Here’s the Rangers’ lineup for Game 6 of the ALCS tonight against Phil Hughes:
1. Elvis Andrus, SS
2. Michael Young, 3B
3. Josh Hamilton, CF
4. Vladimir Guerrero, DH
5. Nelson Cruz, RF
6. Ian Kinsler, 2B
7. David Murphy, LF
8. Bengie Molina, C
9. Mitch Moreland, 1B
No surprises, really. As expected, Cruz is playing after leaving Game 5 with a hamstring strain. Molina rejoins the lineup after sitting out Game 5 because Matt Treanor is C.J. Wilson’s personal catcher. Murphy gets the nod over platoon-mate Jeff Francoeur with a right-hander on the mound for the Yankees.
So far this postseason the Rangers have hit a combined .269 with a .336 on-base percentage and .470 slugging percentage versus right-handed pitching and they beat Hughes in Game 2, getting to him for seven runs on 10 hits and three walks in four innings.
2019 has been one long nightmare for the Pirates. They’re in last place in the NL Central, have had multiple clubhouse fights, and can’t stop getting into bench-clearing incidents. The embarrassment continued on Sunday as the club lost 16-6 to the Cubs, suffering a three-game series sweep in Chicago.
One of those 16 runs the Pirates allowed was particularly noteworthy. In the bottom of the third inning, with the game tied at 5-5, the Cubs had runners on first and second with two outs. Tony Kemp hit a triple to right field, allowing both Ben Zobrist and Jason Heyward to score to make it 7-5. The Pirates thought one of the Cubs’ base runners didn’t touch third base on their way home. Reliever Michael Feliz attempted to make an appeal throw to third base, but it was way too high for Erik González to catch, so Kemp scored easily on the error.

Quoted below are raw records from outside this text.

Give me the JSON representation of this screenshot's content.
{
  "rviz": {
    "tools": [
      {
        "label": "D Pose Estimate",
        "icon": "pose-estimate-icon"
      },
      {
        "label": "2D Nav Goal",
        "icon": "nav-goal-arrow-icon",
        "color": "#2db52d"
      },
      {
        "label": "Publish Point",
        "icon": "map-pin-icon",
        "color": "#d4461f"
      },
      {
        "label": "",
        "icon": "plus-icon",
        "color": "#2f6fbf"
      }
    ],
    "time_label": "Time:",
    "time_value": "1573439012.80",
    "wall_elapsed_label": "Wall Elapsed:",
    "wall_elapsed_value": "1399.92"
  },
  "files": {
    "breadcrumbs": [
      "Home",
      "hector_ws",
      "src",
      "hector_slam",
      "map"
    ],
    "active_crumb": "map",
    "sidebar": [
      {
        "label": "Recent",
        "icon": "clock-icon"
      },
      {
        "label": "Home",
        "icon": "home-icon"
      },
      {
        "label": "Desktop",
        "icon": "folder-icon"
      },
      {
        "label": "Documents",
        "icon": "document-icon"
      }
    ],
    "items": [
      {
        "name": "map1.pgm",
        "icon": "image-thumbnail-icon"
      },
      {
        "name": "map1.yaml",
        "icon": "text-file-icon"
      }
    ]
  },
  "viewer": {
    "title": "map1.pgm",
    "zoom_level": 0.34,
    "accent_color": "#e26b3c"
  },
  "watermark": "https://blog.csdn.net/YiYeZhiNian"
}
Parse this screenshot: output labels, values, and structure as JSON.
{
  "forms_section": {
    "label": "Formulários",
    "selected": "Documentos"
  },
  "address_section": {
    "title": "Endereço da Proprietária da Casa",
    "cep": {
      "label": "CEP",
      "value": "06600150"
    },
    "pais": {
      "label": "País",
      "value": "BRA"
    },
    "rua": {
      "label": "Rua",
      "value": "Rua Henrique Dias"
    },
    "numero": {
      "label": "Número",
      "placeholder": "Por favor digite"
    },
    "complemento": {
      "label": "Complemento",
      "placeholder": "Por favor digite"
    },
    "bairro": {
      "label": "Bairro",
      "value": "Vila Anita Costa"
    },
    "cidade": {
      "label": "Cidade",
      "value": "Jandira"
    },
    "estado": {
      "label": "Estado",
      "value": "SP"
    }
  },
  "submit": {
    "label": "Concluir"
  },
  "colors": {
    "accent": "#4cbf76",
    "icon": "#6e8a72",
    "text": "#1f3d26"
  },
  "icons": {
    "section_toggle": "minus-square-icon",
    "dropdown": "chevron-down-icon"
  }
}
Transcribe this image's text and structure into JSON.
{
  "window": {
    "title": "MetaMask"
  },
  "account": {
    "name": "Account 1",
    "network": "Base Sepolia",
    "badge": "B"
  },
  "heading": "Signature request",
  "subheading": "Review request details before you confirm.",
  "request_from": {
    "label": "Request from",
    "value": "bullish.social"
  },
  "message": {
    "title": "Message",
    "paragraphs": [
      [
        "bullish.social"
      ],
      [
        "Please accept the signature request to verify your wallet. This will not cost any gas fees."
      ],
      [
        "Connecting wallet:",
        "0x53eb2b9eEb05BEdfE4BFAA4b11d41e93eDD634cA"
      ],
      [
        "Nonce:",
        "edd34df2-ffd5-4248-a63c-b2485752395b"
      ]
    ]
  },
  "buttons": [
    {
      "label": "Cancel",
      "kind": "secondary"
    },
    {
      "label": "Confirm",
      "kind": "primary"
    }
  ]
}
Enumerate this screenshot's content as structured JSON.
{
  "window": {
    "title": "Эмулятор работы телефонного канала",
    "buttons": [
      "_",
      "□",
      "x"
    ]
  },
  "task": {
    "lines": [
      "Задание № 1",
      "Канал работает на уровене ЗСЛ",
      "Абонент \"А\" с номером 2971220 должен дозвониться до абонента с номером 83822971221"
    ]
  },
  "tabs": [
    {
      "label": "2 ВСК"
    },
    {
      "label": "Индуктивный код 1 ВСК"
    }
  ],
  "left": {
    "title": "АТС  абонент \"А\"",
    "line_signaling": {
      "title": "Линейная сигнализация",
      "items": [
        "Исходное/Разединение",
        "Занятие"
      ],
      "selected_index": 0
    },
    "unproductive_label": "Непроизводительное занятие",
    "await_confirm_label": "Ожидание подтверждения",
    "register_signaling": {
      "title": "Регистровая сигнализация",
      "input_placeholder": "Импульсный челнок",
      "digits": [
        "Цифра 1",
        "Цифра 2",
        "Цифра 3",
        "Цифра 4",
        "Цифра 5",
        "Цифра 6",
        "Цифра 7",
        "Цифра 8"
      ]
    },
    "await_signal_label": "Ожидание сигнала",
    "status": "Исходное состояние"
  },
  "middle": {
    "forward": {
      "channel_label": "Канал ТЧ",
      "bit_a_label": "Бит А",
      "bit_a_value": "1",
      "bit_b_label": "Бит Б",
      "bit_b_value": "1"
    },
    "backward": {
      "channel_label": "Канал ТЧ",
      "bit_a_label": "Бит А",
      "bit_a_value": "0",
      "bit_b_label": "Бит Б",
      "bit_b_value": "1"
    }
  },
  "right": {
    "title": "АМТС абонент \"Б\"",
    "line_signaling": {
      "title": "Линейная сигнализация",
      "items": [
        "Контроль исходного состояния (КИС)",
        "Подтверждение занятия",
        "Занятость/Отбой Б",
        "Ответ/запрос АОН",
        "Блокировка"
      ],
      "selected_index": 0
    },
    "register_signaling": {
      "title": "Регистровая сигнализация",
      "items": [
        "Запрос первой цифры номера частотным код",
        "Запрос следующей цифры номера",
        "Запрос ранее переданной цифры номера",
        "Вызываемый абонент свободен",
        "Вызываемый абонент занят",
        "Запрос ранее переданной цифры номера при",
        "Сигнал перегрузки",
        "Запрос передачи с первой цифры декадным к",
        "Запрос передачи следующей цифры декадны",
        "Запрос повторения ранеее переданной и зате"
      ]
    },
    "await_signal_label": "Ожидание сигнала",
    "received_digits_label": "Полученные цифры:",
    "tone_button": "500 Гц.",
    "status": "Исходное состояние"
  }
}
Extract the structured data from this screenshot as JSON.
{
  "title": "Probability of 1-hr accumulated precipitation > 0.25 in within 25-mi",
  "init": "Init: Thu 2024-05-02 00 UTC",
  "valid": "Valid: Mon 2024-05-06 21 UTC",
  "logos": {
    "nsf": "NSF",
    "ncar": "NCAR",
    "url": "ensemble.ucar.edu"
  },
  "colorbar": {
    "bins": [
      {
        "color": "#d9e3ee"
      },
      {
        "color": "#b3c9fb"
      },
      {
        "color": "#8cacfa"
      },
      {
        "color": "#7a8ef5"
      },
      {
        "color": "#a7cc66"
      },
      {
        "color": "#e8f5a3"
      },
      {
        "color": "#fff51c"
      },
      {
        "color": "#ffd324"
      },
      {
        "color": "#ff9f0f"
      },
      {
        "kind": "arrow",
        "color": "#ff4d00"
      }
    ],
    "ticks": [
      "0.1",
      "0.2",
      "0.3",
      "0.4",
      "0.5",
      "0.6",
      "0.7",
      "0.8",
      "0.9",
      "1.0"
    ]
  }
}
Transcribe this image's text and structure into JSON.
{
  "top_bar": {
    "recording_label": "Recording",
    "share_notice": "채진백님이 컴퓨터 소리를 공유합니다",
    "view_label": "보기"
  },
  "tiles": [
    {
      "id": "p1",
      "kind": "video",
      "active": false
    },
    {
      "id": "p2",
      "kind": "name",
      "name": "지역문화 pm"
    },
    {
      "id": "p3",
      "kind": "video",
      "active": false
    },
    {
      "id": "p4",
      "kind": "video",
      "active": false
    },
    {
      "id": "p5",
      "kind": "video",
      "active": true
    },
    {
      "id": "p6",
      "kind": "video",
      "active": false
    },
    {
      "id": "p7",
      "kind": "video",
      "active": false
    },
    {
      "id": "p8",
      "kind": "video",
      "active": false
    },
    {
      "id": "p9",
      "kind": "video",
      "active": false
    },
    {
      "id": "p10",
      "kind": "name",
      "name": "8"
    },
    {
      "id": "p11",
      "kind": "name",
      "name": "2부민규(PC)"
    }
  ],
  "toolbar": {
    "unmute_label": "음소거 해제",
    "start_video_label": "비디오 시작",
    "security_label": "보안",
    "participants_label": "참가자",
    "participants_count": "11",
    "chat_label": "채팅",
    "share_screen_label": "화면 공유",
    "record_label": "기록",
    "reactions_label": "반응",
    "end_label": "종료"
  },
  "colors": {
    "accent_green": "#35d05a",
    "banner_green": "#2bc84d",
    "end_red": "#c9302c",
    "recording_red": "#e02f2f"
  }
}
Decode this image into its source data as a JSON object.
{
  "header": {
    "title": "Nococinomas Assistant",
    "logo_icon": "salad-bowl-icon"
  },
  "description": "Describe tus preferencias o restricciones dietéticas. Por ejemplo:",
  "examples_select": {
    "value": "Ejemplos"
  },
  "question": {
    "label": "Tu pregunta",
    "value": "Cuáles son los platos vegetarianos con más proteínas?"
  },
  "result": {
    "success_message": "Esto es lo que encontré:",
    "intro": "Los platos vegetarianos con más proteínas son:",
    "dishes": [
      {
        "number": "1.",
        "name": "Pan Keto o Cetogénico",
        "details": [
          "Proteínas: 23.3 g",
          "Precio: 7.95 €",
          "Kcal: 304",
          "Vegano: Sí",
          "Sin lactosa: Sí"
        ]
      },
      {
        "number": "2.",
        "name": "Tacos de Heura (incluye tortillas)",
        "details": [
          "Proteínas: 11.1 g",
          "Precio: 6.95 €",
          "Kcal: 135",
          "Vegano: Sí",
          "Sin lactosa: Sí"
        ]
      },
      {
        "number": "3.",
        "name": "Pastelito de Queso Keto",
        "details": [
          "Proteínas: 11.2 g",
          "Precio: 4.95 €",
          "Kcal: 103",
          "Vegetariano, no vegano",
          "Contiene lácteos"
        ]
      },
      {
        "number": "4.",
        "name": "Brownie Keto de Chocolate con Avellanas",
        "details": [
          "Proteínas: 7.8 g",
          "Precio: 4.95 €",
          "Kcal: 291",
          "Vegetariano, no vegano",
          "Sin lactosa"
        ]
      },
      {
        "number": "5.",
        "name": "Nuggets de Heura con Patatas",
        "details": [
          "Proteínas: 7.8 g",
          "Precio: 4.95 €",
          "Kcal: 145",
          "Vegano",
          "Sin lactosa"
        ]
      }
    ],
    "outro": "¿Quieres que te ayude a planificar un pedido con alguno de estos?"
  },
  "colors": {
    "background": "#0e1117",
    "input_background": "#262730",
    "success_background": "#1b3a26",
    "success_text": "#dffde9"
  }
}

The Pirates lost Friday’s game to the Cubs 17-8 and Saturday’s game 14-1. They were outscored 47-15 in the three-game series. According to Baseball Reference, since 1908, the Pirates never allowed 14+ runs in three consecutive games and only did it two games in a row twice before this series, in 1949 and in 1950. The Cubs scored 14+ in three consecutive games just one other time, in 1930.